### Records shown
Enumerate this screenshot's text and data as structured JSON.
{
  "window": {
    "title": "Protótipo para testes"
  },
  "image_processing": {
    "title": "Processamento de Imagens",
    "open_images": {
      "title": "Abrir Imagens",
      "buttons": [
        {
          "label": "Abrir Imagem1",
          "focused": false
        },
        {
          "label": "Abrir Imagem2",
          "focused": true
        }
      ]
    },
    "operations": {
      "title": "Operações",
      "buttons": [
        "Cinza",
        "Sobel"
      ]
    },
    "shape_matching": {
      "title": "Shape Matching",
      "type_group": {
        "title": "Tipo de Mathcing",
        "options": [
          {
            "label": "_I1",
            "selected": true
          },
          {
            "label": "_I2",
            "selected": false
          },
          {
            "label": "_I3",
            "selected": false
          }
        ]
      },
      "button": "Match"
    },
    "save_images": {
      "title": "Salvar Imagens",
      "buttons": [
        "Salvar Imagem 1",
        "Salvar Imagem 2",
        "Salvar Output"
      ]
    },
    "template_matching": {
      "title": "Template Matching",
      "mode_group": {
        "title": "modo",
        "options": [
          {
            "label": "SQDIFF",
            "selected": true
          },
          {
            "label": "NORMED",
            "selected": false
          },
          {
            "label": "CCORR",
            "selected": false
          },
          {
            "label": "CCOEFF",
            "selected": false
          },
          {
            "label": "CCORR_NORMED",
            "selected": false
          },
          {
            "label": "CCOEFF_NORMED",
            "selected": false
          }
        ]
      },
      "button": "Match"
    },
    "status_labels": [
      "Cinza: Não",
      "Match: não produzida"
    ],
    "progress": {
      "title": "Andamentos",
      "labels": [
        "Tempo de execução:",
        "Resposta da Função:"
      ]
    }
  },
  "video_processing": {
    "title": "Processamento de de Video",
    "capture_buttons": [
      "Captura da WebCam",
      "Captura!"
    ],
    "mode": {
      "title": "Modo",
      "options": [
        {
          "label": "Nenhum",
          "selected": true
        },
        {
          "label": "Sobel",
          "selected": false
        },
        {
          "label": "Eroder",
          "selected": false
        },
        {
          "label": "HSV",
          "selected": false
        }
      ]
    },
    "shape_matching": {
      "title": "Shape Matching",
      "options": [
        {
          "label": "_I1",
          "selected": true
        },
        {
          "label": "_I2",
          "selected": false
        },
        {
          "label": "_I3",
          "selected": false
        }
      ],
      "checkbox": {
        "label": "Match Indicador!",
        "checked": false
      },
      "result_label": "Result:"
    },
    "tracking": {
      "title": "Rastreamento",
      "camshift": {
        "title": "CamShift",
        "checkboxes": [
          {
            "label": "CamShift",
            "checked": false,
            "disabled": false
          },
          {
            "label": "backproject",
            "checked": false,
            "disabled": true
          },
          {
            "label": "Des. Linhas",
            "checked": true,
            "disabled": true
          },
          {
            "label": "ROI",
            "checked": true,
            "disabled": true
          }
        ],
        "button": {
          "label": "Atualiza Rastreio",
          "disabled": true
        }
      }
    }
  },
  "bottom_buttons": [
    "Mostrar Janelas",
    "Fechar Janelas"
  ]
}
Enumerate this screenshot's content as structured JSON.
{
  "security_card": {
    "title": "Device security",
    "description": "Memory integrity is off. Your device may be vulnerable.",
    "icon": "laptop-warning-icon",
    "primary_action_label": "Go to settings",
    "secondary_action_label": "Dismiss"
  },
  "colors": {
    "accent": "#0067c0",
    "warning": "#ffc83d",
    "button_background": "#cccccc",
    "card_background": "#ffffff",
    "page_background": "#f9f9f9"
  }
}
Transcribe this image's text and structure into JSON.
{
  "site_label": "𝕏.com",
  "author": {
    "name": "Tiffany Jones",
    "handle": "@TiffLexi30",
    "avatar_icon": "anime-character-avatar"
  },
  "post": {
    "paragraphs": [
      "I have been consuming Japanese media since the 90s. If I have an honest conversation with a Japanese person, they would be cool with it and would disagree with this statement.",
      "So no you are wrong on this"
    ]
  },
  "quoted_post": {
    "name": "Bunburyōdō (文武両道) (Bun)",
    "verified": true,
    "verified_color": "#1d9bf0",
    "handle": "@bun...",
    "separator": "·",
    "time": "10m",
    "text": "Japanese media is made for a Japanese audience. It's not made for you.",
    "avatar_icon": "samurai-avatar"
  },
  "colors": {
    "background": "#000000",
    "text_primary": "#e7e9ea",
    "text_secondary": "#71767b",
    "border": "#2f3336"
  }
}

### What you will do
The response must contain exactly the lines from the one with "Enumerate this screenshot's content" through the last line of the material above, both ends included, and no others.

### Response to this task
Enumerate this screenshot's content as structured JSON.
{
  "security_card": {
    "title": "Device security",
    "description": "Memory integrity is off. Your device may be vulnerable.",
    "icon": "laptop-warning-icon",
    "primary_action_label": "Go to settings",
    "secondary_action_label": "Dismiss"
  },
  "colors": {
    "accent": "#0067c0",
    "warning": "#ffc83d",
    "button_background": "#cccccc",
    "card_background": "#ffffff",
    "page_background": "#f9f9f9"
  }
}
Transcribe this image's text and structure into JSON.
{
  "site_label": "𝕏.com",
  "author": {
    "name": "Tiffany Jones",
    "handle": "@TiffLexi30",
    "avatar_icon": "anime-character-avatar"
  },
  "post": {
    "paragraphs": [
      "I have been consuming Japanese media since the 90s. If I have an honest conversation with a Japanese person, they would be cool with it and would disagree with this statement.",
      "So no you are wrong on this"
    ]
  },
  "quoted_post": {
    "name": "Bunburyōdō (文武両道) (Bun)",
    "verified": true,
    "verified_color": "#1d9bf0",
    "handle": "@bun...",
    "separator": "·",
    "time": "10m",
    "text": "Japanese media is made for a Japanese audience. It's not made for you.",
    "avatar_icon": "samurai-avatar"
  },
  "colors": {
    "background": "#000000",
    "text_primary": "#e7e9ea",
    "text_secondary": "#71767b",
    "border": "#2f3336"
  }
}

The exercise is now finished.